* Dataset rows for apps and sites *
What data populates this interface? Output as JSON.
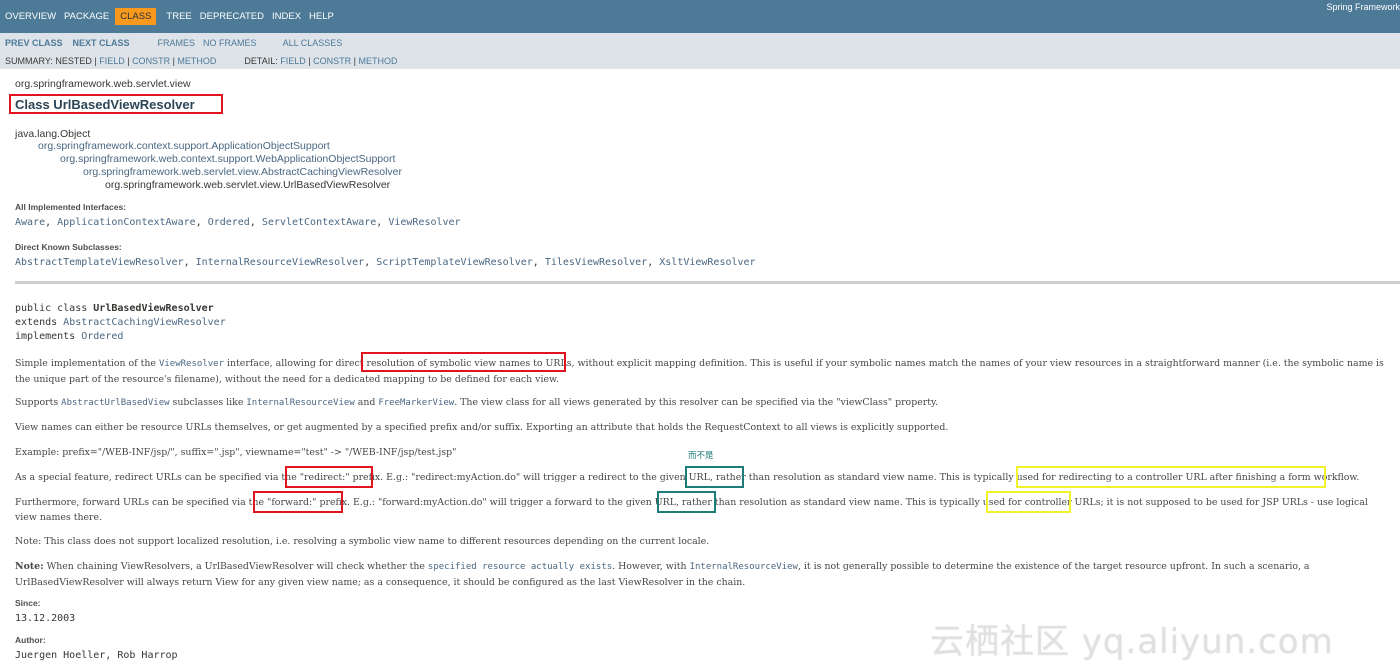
{
  "topnav": {
    "items": [
      "OVERVIEW",
      "PACKAGE",
      "CLASS",
      "TREE",
      "DEPRECATED",
      "INDEX",
      "HELP"
    ],
    "active": "CLASS",
    "about": "Spring Framework"
  },
  "subnav": {
    "prev_class": "PREV CLASS",
    "next_class": "NEXT CLASS",
    "frames": "FRAMES",
    "no_frames": "NO FRAMES",
    "all_classes": "ALL CLASSES",
    "summary_label": "SUMMARY: ",
    "summary_items": [
      "NESTED",
      "FIELD",
      "CONSTR",
      "METHOD"
    ],
    "detail_label": "DETAIL: ",
    "detail_items": [
      "FIELD",
      "CONSTR",
      "METHOD"
    ],
    "separator": " | "
  },
  "header": {
    "package": "org.springframework.web.servlet.view",
    "title": "Class UrlBasedViewResolver"
  },
  "inheritance": [
    "java.lang.Object",
    "org.springframework.context.support.ApplicationObjectSupport",
    "org.springframework.web.context.support.WebApplicationObjectSupport",
    "org.springframework.web.servlet.view.AbstractCachingViewResolver",
    "org.springframework.web.servlet.view.UrlBasedViewResolver"
  ],
  "interfaces": {
    "label": "All Implemented Interfaces:",
    "items": [
      "Aware",
      "ApplicationContextAware",
      "Ordered",
      "ServletContextAware",
      "ViewResolver"
    ]
  },
  "subclasses": {
    "label": "Direct Known Subclasses:",
    "items": [
      "AbstractTemplateViewResolver",
      "InternalResourceViewResolver",
      "ScriptTemplateViewResolver",
      "TilesViewResolver",
      "XsltViewResolver"
    ]
  },
  "signature": {
    "decl": "public class ",
    "name": "UrlBasedViewResolver",
    "extends_kw": "extends ",
    "extends": "AbstractCachingViewResolver",
    "implements_kw": "implements ",
    "implements": "Ordered"
  },
  "description": {
    "p1": {
      "a": "Simple implementation of the ",
      "code": "ViewResolver",
      "b": " interface, allowing for direct ",
      "hl": "resolution of symbolic view names to URLs",
      "c": ", without explicit mapping definition. This is useful if your symbolic names match the names of your view resources in a straightforward manner (i.e. the symbolic name is the unique part of the resource's filename), without the need for a dedicated mapping to be defined for each view."
    },
    "p2": {
      "a": "Supports ",
      "code1": "AbstractUrlBasedView",
      "b": " subclasses like ",
      "code2": "InternalResourceView",
      "c": " and ",
      "code3": "FreeMarkerView",
      "d": ". The view class for all views generated by this resolver can be specified via the \"viewClass\" property."
    },
    "p3": "View names can either be resource URLs themselves, or get augmented by a specified prefix and/or suffix. Exporting an attribute that holds the RequestContext to all views is explicitly supported.",
    "p4": "Example: prefix=\"/WEB-INF/jsp/\", suffix=\".jsp\", viewname=\"test\" -> \"/WEB-INF/jsp/test.jsp\"",
    "annotation": "而不是",
    "p5": {
      "a": "As a special feature, redirect URLs can be specified via the ",
      "hl1": "\"redirect:\" prefix",
      "b": ". E.g.: \"redirect:myAction.do\" will trigger a redirect to the given URL, ",
      "hl2": "rather than",
      "c": " resolution as standard view name. This is typically used for ",
      "hl3": "redirecting to a controller URL after finishing a form workflow",
      "d": "."
    },
    "p6": {
      "a": "Furthermore, forward URLs can be specified via the ",
      "hl1": "\"forward:\" prefix",
      "b": ". E.g.: \"forward:myAction.do\" will trigger a forward to the given URL, ",
      "hl2": "rather than",
      "c": " resolution as standard view name. This is typically used for ",
      "hl3": "controller URLs",
      "d": "; it is not supposed to be used for JSP URLs - use logical view names there."
    },
    "p7": "Note: This class does not support localized resolution, i.e. resolving a symbolic view name to different resources depending on the current locale.",
    "p8": {
      "bold": "Note:",
      "a": " When chaining ViewResolvers, a UrlBasedViewResolver will check whether the ",
      "code1": "specified resource actually exists",
      "b": ". However, with ",
      "code2": "InternalResourceView",
      "c": ", it is not generally possible to determine the existence of the target resource upfront. In such a scenario, a UrlBasedViewResolver will always return View for any given view name; as a consequence, it should be configured as the last ViewResolver in the chain."
    }
  },
  "since": {
    "label": "Since:",
    "value": "13.12.2003"
  },
  "author": {
    "label": "Author:",
    "value": "Juergen Hoeller, Rob Harrop"
  },
  "watermark": "云栖社区 yq.aliyun.com"
}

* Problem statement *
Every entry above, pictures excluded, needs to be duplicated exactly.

* Reply *
What data populates this interface? Output as JSON.
{
  "topnav": {
    "items": [
      "OVERVIEW",
      "PACKAGE",
      "CLASS",
      "TREE",
      "DEPRECATED",
      "INDEX",
      "HELP"
    ],
    "active": "CLASS",
    "about": "Spring Framework"
  },
  "subnav": {
    "prev_class": "PREV CLASS",
    "next_class": "NEXT CLASS",
    "frames": "FRAMES",
    "no_frames": "NO FRAMES",
    "all_classes": "ALL CLASSES",
    "summary_label": "SUMMARY: ",
    "summary_items": [
      "NESTED",
      "FIELD",
      "CONSTR",
      "METHOD"
    ],
    "detail_label": "DETAIL: ",
    "detail_items": [
      "FIELD",
      "CONSTR",
      "METHOD"
    ],
    "separator": " | "
  },
  "header": {
    "package": "org.springframework.web.servlet.view",
    "title": "Class UrlBasedViewResolver"
  },
  "inheritance": [
    "java.lang.Object",
    "org.springframework.context.support.ApplicationObjectSupport",
    "org.springframework.web.context.support.WebApplicationObjectSupport",
    "org.springframework.web.servlet.view.AbstractCachingViewResolver",
    "org.springframework.web.servlet.view.UrlBasedViewResolver"
  ],
  "interfaces": {
    "label": "All Implemented Interfaces:",
    "items": [
      "Aware",
      "ApplicationContextAware",
      "Ordered",
      "ServletContextAware",
      "ViewResolver"
    ]
  },
  "subclasses": {
    "label": "Direct Known Subclasses:",
    "items": [
      "AbstractTemplateViewResolver",
      "InternalResourceViewResolver",
      "ScriptTemplateViewResolver",
      "TilesViewResolver",
      "XsltViewResolver"
    ]
  },
  "signature": {
    "decl": "public class ",
    "name": "UrlBasedViewResolver",
    "extends_kw": "extends ",
    "extends": "AbstractCachingViewResolver",
    "implements_kw": "implements ",
    "implements": "Ordered"
  },
  "description": {
    "p1": {
      "a": "Simple implementation of the ",
      "code": "ViewResolver",
      "b": " interface, allowing for direct ",
      "hl": "resolution of symbolic view names to URLs",
      "c": ", without explicit mapping definition. This is useful if your symbolic names match the names of your view resources in a straightforward manner (i.e. the symbolic name is the unique part of the resource's filename), without the need for a dedicated mapping to be defined for each view."
    },
    "p2": {
      "a": "Supports ",
      "code1": "AbstractUrlBasedView",
      "b": " subclasses like ",
      "code2": "InternalResourceView",
      "c": " and ",
      "code3": "FreeMarkerView",
      "d": ". The view class for all views generated by this resolver can be specified via the \"viewClass\" property."
    },
    "p3": "View names can either be resource URLs themselves, or get augmented by a specified prefix and/or suffix. Exporting an attribute that holds the RequestContext to all views is explicitly supported.",
    "p4": "Example: prefix=\"/WEB-INF/jsp/\", suffix=\".jsp\", viewname=\"test\" -> \"/WEB-INF/jsp/test.jsp\"",
    "annotation": "而不是",
    "p5": {
      "a": "As a special feature, redirect URLs can be specified via the ",
      "hl1": "\"redirect:\" prefix",
      "b": ". E.g.: \"redirect:myAction.do\" will trigger a redirect to the given URL, ",
      "hl2": "rather than",
      "c": " resolution as standard view name. This is typically used for ",
      "hl3": "redirecting to a controller URL after finishing a form workflow",
      "d": "."
    },
    "p6": {
      "a": "Furthermore, forward URLs can be specified via the ",
      "hl1": "\"forward:\" prefix",
      "b": ". E.g.: \"forward:myAction.do\" will trigger a forward to the given URL, ",
      "hl2": "rather than",
      "c": " resolution as standard view name. This is typically used for ",
      "hl3": "controller URLs",
      "d": "; it is not supposed to be used for JSP URLs - use logical view names there."
    },
    "p7": "Note: This class does not support localized resolution, i.e. resolving a symbolic view name to different resources depending on the current locale.",
    "p8": {
      "bold": "Note:",
      "a": " When chaining ViewResolvers, a UrlBasedViewResolver will check whether the ",
      "code1": "specified resource actually exists",
      "b": ". However, with ",
      "code2": "InternalResourceView",
      "c": ", it is not generally possible to determine the existence of the target resource upfront. In such a scenario, a UrlBasedViewResolver will always return View for any given view name; as a consequence, it should be configured as the last ViewResolver in the chain."
    }
  },
  "since": {
    "label": "Since:",
    "value": "13.12.2003"
  },
  "author": {
    "label": "Author:",
    "value": "Juergen Hoeller, Rob Harrop"
  },
  "watermark": "云栖社区 yq.aliyun.com"
}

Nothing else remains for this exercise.